The industry has made a start but there’s still a great deal left to do

The world is a diverse place. This is an obvious point, but one worth remembering when comparing the crowds on the street of a western European capital city with the mugshots of C-suite managers meeting high above them in the boardrooms of its financial services companies.

While the two groups have undoubtedly become closer in recent years, there is still much effort involved in creating a workforce that genuinely represents the society it serves.

Indeed, it is vitally important that businesses do this. Not just for moral reasons – although there is an impact on corporate image, pride and staff morale when firms discriminate – but for business reasons as well.

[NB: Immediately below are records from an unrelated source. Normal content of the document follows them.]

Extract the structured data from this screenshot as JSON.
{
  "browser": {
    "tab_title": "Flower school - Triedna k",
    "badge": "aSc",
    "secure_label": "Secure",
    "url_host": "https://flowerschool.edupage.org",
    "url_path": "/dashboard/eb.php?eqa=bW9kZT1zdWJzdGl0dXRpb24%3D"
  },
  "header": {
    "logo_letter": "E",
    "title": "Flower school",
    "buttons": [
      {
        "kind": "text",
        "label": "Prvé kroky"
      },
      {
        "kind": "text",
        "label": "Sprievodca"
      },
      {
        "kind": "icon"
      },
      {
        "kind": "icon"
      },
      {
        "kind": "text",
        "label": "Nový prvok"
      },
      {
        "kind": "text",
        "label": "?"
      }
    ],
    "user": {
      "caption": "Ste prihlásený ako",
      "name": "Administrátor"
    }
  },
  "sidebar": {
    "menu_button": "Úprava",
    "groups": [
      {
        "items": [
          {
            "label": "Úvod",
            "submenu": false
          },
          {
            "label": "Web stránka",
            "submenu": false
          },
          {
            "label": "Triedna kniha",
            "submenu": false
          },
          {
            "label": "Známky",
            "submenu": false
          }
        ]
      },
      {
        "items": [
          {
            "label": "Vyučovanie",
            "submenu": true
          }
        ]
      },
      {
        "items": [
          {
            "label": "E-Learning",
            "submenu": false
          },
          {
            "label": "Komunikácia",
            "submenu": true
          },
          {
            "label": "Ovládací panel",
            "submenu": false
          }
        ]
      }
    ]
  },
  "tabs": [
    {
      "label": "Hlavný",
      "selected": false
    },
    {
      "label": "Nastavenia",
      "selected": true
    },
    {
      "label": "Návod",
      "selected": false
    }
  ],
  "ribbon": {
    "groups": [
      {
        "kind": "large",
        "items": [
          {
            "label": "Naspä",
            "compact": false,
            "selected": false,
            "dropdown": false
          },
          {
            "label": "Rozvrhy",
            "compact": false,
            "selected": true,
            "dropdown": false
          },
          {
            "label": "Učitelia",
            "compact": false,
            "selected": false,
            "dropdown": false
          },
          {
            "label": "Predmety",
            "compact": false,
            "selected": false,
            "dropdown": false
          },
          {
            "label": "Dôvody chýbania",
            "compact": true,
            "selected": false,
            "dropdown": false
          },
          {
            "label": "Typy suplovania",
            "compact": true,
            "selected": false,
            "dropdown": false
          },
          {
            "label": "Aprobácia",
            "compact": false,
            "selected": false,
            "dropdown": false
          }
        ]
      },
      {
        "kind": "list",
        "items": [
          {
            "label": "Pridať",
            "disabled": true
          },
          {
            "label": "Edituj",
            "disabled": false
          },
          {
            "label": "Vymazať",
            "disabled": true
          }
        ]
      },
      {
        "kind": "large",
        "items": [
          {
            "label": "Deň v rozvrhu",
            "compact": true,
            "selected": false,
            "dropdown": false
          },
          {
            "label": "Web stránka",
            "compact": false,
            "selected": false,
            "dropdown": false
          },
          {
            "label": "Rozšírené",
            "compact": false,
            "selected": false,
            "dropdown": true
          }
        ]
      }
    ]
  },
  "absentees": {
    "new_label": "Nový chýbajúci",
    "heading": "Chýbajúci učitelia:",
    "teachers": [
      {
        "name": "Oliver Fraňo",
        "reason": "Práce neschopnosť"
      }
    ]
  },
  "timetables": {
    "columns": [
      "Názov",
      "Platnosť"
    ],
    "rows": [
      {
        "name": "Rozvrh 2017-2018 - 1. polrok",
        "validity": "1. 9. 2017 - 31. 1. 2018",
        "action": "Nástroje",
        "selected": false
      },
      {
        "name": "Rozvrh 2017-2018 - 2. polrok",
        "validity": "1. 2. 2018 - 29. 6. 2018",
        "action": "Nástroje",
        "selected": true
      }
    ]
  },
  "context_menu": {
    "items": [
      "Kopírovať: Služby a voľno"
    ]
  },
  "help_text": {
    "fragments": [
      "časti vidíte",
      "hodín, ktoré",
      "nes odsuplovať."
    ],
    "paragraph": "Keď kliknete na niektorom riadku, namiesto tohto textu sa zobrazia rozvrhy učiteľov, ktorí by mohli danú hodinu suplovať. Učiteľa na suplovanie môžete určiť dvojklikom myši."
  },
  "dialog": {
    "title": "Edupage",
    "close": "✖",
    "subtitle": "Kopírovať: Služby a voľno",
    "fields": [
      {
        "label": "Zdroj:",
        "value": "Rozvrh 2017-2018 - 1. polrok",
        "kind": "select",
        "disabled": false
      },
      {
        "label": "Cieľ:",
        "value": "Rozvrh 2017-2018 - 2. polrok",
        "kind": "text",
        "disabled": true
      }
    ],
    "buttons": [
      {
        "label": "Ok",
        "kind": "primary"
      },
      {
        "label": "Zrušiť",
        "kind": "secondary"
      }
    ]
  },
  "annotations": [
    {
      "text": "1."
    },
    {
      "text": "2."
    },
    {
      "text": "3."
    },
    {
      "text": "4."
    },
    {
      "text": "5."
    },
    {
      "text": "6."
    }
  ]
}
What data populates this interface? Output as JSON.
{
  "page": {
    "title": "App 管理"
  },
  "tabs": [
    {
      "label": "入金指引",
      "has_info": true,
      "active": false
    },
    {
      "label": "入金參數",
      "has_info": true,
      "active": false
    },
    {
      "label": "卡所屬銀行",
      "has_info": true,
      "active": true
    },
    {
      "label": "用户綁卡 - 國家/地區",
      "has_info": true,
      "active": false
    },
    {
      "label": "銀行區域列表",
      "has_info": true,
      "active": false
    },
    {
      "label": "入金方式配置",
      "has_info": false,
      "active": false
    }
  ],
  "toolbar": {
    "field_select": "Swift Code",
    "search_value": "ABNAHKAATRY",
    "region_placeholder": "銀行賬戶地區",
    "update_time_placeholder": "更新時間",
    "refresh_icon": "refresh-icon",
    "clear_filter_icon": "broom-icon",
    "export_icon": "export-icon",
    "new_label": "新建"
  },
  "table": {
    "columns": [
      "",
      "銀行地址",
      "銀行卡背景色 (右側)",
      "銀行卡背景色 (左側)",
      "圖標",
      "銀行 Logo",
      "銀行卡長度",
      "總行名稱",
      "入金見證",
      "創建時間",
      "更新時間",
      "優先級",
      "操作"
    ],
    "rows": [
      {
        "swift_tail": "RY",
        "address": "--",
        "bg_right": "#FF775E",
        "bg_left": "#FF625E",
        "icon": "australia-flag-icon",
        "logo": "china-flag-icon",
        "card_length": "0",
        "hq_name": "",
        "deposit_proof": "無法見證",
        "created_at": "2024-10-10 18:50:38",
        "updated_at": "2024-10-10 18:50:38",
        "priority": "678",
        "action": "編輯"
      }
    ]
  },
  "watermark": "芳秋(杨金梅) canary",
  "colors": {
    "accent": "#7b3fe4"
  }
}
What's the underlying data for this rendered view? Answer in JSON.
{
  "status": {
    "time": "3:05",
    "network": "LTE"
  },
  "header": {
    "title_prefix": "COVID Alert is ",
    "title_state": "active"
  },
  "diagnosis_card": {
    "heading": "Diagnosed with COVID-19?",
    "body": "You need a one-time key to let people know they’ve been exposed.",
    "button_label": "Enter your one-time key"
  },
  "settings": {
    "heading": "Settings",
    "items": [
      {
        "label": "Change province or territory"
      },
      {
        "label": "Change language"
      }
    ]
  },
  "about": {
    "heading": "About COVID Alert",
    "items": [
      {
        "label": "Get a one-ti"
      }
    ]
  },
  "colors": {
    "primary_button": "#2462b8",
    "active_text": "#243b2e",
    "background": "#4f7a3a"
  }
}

Many companies only succeed in tying themselves in knots as they try to make themselves more relevant to their customers.

A brief look around the room, however, will show that they just do not look like their customers, and fixing that situation has to be part of their solution. Put simply: diverse firms are more successful.

At the end of last year, the London Matters report, a joint study by the London Market Group and the Boston Consulting Group, revealed that 45% of the London market’s employees are female, which is about the same proportion as the UK average.

However, only 3% of executive directors are female, compared with 21% of FTSE 100 organisations. And only 10% of London market employees are non-UK nationals – slightly above the 9.5% of non-UK nationals represented in the overall UK workforce. “So that’s not as diverse as it needs to be,” says Inga Beale, Lloyd’s first female chief executive (pictured).

“In Lloyd’s defence, we were starting from a position where minorities were extremely under-represented. Women weren’t even allowed into the Lloyd’s underwriting room until 1973.

“The fact that I am chief executive and that women now make up around one-third of the Lloyd’s marketplace is a huge step forward – we should be proud of that and build on it.”

No firm, however forward-looking, can succeed in isolation. In the spirit of raising the issue of diversity across the sector, not-for-profit body the Insurance Supper Club (ISC) provides a networking function for female leaders working in the insurance industry.

“The company formed to provide a strong business network, to do business, to be visible to aspiring leaders as role models, to lean in and show that, while women tend to address leadership from a different perspective, women are at least as effective and likely to be more so going forward,” says Barbara Schönhofer, executive vice-president (UK) and chief executive of International Executive Search at the Jacobson Group, and founder of ISC. Over the past eight years, ISC has expanded from 12 to more than 400 members covering Europe and the US.

“The firm’s charter is to hold industry events every year here in Europe and in the US and to host private dinners,” says Schönhofer.

Although the sector is yet to achieve diverse workforces that reflect the communities it serves, the dialogue and effort are certainly there. Through such initiatives, gender diversity continues to improve.